Would you please restate all of the data exactly?

━━━━━━━━━━━━━━━━━━━━

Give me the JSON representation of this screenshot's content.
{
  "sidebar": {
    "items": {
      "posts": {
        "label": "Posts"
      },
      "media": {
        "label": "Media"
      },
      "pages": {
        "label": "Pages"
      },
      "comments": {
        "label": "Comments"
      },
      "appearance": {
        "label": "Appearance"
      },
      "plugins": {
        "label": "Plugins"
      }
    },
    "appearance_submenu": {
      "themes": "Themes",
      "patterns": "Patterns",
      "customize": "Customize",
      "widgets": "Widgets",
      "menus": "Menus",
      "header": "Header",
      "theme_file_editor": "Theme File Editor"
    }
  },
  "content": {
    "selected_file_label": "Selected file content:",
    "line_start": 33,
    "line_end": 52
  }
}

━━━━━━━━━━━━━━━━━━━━

» Reply:
Give me the JSON representation of this screenshot's content.
{
  "sidebar": {
    "items": {
      "posts": {
        "label": "Posts"
      },
      "media": {
        "label": "Media"
      },
      "pages": {
        "label": "Pages"
      },
      "comments": {
        "label": "Comments"
      },
      "appearance": {
        "label": "Appearance"
      },
      "plugins": {
        "label": "Plugins"
      }
    },
    "appearance_submenu": {
      "themes": "Themes",
      "patterns": "Patterns",
      "customize": "Customize",
      "widgets": "Widgets",
      "menus": "Menus",
      "header": "Header",
      "theme_file_editor": "Theme File Editor"
    }
  },
  "content": {
    "selected_file_label": "Selected file content:",
    "line_start": 33,
    "line_end": 52
  }
}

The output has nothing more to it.